An employee fell off a ladder trimming wisteria branches while on call at his home. He applied for workers’ comp. We’ll tell you this much up front: When the case went to an appeals court, a three-judge panel issued a split decision.
Richard Warner is a firefighter employed by the County of Los Angeles. He’s stationed on Catalina Island with one other firefighter.
He’s required to live on the island to respond to emergencies 24 hours a day. He’s on call from his home 26 weekends per year.
When he’s not at the firehouse, Warner responds to emergencies from his home, partially because there’s no place for him to stay at the firehouse. He actually ends up responding to more emergencies from his house than from the firehouse. His employer doesn’t provide the housing, but he receives a stipend to help pay for it.
Catalina Island residents sometimes go to Warner’s house to request assistance when they see the fire truck parked in front of his home. The residents have to walk “through a wisteria-laden path.”
One Sunday, Warner was on duty at home. He did some inventory work in his home office and was going outside to check equipment on the fire truck. As he went outside, his wife asked him to help her trim the wisteria.
The court record states that if people came to his residence for help, the wisteria would “hit everyone in the face if it is not trimmed.”
Warner climbed a ladder to trim the vines. Part of a trellis gave way, and he fell off the ladder injuring his neck, back, elbow, wrist and shoulder.
After he applied for benefits, a workers’ compensation judge found Warner’s injury didn’t arise out of or occur in the course of employment.
On appeal, the workers’ comp board ruled California’s “bunkhouse rule” didn’t apply because Warner wasn’t required to live on his employer’s premises even though he was required to live on Catalina Island. The board said Warner was performing a personal chore, not a service for his employer. For that reason, it upheld the denial of workers’ comp benefits.
Next, the case went to a California appeals court.
Here’s how a two-judge majority on the court saw the situation: Trimming the wisteria ensured residents had safe access to Warner’s house and allowed him to reach his fire truck safely when responding to emergency calls. The judges said trimming the vine was “impliedly authorized by the county” because residents sometimes went to his home for help.
Sure, Warner was cutting the wisteria because his wife asked him to. But California’s dual purpose doctrine says when an employee is combining personal and work business, he’s considered to be working.
Therefore, the judges concluded that Warner’s injury was compensable under the dual purpose doctrine. The court said: Give Warner comp benefits.
But one judge on the appeals court wrote a dissenting opinion.
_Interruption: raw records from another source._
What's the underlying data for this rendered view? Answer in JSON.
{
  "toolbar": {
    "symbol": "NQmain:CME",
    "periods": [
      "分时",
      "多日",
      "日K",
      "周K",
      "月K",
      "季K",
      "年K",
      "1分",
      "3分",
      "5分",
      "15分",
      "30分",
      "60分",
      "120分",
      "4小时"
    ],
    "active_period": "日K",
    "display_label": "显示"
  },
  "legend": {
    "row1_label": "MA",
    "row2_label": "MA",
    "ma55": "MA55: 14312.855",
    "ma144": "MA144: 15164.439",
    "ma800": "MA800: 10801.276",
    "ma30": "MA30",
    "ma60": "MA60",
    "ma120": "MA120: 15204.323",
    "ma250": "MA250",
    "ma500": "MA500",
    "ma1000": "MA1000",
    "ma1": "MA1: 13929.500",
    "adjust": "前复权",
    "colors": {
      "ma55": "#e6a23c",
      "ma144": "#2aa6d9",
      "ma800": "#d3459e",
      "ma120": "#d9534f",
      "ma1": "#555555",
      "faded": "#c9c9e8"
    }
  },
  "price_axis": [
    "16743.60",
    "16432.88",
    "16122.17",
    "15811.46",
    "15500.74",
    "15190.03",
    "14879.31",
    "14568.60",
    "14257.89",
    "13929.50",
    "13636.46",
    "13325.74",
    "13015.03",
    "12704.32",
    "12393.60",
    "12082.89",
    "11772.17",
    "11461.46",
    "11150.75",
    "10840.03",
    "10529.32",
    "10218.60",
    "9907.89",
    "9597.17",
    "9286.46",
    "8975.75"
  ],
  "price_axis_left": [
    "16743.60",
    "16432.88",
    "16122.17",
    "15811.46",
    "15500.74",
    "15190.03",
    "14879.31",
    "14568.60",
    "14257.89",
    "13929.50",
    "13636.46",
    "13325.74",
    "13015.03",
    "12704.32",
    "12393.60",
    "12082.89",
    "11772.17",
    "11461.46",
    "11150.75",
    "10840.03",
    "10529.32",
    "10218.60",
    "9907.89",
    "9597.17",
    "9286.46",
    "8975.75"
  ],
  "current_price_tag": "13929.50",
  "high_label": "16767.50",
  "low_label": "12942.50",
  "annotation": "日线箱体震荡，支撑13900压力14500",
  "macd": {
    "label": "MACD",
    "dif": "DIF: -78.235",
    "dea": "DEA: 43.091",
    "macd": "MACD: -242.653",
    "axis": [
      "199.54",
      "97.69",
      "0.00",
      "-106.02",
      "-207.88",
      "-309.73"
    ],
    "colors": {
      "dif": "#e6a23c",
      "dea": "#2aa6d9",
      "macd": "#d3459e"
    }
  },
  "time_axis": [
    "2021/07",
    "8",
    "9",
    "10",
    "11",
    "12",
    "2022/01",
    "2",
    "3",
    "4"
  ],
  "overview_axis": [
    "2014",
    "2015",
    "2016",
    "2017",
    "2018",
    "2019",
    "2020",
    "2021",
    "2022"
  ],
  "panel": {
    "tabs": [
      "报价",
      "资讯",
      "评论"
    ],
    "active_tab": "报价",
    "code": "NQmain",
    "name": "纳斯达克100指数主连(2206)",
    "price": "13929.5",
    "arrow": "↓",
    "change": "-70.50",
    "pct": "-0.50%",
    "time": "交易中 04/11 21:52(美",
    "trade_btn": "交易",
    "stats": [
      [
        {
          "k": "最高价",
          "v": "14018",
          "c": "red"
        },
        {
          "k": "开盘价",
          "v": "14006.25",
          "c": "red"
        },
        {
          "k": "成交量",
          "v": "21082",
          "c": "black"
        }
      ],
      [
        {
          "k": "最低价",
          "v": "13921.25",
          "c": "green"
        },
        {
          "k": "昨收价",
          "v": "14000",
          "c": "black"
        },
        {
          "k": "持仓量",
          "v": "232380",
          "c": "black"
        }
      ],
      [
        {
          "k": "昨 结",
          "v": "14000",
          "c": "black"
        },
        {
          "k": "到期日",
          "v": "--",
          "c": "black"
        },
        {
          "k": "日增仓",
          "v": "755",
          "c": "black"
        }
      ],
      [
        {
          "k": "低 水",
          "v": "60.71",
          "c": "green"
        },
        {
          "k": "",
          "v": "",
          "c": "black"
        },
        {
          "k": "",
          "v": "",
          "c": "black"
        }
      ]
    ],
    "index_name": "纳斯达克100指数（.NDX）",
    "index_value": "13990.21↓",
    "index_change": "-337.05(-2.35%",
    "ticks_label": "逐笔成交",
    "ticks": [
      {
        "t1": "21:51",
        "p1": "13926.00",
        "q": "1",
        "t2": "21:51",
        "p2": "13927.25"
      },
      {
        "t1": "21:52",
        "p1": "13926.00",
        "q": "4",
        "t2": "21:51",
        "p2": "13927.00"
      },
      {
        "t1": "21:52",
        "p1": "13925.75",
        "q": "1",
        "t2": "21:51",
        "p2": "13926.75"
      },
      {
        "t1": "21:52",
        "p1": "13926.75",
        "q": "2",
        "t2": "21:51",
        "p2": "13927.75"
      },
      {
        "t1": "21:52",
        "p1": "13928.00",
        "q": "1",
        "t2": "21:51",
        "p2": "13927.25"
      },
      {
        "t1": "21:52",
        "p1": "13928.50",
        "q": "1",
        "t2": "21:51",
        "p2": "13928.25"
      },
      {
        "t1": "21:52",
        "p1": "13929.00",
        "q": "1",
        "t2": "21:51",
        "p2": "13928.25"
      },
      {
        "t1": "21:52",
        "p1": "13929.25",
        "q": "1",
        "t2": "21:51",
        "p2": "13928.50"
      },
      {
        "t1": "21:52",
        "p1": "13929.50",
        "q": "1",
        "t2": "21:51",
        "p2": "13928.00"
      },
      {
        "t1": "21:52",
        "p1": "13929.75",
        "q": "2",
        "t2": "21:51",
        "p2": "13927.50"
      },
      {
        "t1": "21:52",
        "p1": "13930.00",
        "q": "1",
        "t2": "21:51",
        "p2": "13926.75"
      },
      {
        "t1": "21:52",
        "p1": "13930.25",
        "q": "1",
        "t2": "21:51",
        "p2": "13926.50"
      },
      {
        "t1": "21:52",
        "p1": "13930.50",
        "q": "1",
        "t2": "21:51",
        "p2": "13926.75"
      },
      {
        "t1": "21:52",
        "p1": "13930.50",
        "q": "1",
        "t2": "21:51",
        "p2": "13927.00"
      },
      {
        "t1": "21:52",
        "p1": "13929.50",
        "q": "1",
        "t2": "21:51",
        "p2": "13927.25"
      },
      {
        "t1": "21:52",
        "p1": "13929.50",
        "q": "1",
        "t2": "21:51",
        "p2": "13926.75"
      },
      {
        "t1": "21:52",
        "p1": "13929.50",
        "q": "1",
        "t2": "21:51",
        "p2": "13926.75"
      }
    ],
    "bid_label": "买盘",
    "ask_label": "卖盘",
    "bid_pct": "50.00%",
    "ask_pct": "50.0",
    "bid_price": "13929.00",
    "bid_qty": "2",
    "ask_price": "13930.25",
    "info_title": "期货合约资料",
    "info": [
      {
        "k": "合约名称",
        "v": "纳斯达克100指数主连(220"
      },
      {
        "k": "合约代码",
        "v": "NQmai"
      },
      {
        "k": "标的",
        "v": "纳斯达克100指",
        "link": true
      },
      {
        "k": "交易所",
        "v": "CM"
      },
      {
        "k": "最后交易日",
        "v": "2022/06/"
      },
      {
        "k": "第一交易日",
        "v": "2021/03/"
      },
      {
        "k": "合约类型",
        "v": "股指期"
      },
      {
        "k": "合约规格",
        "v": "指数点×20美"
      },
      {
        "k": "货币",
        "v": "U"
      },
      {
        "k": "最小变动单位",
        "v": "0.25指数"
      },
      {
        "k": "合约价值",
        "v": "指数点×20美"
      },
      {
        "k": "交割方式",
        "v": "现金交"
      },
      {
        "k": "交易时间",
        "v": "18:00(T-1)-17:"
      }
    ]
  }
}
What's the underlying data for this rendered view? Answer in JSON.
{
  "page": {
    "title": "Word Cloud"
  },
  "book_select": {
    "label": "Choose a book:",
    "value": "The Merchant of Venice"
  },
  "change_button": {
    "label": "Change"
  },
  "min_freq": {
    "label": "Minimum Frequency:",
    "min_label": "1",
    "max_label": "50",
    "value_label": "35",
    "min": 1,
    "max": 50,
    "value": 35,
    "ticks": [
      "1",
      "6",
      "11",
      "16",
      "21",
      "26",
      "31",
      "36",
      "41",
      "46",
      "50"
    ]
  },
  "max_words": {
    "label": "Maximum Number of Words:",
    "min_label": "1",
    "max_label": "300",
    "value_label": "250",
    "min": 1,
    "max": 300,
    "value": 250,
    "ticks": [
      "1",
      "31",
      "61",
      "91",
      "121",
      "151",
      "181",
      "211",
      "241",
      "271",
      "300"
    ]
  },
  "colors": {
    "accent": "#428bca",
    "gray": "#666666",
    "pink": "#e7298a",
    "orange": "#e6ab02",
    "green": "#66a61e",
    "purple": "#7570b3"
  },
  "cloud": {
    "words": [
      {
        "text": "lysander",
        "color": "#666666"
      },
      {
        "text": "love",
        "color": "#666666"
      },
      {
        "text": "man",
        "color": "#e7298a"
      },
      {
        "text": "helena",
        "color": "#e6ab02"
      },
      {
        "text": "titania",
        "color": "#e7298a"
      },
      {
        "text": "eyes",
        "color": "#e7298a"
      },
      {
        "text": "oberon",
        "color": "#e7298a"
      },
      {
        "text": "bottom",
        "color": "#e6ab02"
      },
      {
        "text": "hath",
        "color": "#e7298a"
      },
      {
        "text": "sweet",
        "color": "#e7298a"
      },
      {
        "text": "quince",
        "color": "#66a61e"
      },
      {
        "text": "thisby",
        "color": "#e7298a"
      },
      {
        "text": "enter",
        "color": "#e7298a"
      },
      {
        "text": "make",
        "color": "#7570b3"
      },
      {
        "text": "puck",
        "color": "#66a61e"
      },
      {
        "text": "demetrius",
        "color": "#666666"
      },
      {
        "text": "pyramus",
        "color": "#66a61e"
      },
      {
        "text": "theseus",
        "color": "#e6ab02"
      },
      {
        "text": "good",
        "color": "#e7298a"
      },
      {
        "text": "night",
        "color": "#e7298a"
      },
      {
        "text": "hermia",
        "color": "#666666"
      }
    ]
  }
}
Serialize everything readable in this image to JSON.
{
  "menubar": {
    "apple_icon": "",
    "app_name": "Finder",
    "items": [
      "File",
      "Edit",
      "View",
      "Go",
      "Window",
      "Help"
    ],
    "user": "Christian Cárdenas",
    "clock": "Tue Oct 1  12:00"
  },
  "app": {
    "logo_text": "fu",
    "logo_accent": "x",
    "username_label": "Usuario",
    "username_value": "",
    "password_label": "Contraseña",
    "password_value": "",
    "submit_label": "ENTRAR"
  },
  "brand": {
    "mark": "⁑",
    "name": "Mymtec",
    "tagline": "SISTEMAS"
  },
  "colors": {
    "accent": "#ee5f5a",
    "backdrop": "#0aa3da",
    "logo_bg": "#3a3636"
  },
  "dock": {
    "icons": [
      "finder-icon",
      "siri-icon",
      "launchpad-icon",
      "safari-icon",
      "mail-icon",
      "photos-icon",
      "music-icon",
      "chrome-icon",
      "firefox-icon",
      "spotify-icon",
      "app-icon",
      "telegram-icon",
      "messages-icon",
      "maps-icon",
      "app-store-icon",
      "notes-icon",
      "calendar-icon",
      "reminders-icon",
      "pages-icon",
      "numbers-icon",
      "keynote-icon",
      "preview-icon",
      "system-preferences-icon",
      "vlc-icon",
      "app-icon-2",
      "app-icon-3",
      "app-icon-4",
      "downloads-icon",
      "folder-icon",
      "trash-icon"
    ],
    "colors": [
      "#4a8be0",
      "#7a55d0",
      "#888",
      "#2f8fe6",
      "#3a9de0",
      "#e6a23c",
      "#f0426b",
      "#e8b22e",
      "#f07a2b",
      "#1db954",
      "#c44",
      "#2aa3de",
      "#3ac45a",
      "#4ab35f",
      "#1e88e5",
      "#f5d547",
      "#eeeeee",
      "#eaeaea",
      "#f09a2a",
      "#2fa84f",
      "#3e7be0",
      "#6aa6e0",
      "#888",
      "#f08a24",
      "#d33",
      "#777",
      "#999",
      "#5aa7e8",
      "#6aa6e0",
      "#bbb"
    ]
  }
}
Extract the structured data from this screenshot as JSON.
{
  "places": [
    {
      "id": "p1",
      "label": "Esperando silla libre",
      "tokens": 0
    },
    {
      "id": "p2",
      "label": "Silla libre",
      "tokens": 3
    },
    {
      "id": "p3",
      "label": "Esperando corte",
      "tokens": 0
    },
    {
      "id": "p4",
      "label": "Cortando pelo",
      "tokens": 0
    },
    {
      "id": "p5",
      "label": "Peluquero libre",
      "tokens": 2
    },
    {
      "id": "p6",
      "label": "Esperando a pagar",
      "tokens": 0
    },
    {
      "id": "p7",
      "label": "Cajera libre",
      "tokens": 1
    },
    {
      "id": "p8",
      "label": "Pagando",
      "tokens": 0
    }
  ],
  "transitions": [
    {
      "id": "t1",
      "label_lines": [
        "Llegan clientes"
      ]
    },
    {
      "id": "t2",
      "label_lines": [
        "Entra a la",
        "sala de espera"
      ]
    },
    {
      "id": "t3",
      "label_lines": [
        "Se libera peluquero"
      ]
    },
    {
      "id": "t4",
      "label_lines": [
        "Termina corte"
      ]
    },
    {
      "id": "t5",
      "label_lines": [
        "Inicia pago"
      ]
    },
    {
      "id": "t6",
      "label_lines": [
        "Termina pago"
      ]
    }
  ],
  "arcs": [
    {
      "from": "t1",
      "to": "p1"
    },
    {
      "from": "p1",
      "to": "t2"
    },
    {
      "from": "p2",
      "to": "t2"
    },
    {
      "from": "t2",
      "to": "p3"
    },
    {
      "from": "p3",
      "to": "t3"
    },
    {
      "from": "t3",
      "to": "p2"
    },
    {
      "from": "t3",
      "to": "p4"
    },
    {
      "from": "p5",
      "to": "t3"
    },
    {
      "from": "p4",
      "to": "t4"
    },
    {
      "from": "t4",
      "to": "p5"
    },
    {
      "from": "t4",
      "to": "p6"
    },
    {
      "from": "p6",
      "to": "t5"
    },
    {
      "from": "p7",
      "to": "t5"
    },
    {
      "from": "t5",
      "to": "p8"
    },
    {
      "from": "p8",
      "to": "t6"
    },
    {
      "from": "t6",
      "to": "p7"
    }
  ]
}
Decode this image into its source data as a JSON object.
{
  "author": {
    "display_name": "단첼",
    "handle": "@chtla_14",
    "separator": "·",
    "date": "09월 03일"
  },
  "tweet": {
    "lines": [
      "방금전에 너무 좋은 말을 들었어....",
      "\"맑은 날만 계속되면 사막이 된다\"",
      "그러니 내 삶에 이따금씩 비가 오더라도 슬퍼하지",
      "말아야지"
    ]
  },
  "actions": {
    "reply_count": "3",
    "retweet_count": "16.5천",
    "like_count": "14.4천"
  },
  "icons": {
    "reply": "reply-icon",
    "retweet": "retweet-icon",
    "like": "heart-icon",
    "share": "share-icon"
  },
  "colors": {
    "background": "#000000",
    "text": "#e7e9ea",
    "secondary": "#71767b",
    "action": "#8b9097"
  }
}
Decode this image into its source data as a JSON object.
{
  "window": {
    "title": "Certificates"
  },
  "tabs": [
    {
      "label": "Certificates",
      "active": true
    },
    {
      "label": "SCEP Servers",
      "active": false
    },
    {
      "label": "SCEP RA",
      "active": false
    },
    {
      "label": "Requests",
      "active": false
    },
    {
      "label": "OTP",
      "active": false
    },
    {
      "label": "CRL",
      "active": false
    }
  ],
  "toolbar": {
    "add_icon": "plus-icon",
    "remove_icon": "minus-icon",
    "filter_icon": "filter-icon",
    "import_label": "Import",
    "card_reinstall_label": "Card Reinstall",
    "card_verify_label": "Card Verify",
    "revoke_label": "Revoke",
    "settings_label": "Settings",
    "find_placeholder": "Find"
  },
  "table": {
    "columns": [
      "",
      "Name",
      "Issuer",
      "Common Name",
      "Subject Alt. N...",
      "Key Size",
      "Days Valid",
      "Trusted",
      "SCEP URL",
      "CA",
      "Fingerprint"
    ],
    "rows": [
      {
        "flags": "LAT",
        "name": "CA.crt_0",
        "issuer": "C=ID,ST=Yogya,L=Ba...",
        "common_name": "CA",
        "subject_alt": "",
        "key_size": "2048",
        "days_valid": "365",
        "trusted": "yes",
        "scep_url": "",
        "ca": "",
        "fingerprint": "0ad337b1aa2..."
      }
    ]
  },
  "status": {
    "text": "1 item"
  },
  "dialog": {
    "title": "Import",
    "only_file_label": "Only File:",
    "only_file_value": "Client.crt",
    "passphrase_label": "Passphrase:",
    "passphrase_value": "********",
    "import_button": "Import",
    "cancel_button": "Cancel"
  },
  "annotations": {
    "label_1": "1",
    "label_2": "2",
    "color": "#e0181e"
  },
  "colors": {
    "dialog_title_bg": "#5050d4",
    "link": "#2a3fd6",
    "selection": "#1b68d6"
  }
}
That judge noted Warner’s home wasn’t provided by his employer and the county didn’t require him to maintain his home as if it were a fire station.
The dissenting judge wrote:
The issue comes down to whether [Warner’s] act that resulted in his injury — trimming the wisteria — was within the scope of his assigned duties and arose out of those duties. The wisteria did not prevent [him] from reaching his fire apparatus. There is no evidence that petitioner’s (Warner’s) wife or petitioner undertook to cut the wisteria as a safety measure. If trimming vegetation in a personal residence arises out of the employment, so would any activity around the residence. Thus, I agree with the Board and would not annul its decision.
But that judge was in the minority, so it looks like Warner will get workers’ comp.
What do you think about this decision? Which judge(s) do you agree with? Let us know in the comments below.
(Warner v. Workers’ Compensation Appeals Board, Court of Appeal CA, No. B232190, 12/27/11)